• [WHAT THE EXERCISE ASKS]:
The required result is each line of the entries below containing the string "title".

Website and app data records
..........

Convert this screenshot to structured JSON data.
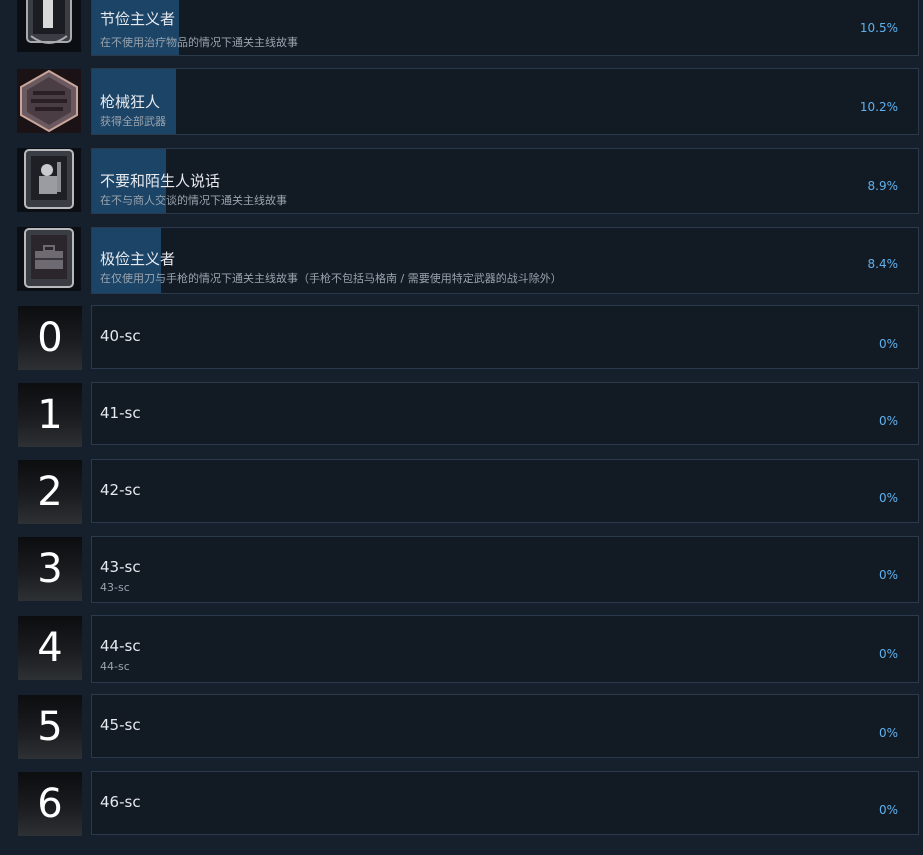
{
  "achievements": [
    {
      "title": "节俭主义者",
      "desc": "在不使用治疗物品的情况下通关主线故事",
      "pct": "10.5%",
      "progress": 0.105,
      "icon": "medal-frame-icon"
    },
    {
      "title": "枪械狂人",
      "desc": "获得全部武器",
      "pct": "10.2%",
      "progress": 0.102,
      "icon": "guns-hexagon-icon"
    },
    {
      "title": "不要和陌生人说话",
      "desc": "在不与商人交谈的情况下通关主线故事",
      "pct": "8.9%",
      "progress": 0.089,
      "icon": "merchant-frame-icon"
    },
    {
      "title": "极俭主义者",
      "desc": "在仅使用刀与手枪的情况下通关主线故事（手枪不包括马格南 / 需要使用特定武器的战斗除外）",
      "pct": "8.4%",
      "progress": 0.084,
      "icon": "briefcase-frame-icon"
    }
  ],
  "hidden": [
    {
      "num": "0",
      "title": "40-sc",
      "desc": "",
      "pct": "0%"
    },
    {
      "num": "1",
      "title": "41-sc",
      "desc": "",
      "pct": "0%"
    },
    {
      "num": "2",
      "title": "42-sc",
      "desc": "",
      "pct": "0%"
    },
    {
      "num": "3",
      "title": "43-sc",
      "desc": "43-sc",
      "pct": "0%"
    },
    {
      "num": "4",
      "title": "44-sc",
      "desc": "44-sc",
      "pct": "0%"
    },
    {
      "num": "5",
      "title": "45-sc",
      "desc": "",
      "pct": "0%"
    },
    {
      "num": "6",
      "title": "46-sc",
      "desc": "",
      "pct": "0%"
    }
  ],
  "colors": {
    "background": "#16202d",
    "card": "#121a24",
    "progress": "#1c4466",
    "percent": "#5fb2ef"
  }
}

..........

• [ANSWER TO THIS PROBLEM]:
      "title": "节俭主义者",
      "title": "枪械狂人",
      "title": "不要和陌生人说话",
      "title": "极俭主义者",
      "title": "40-sc",
      "title": "41-sc",
      "title": "42-sc",
      "title": "43-sc",
      "title": "44-sc",
      "title": "45-sc",
      "title": "46-sc",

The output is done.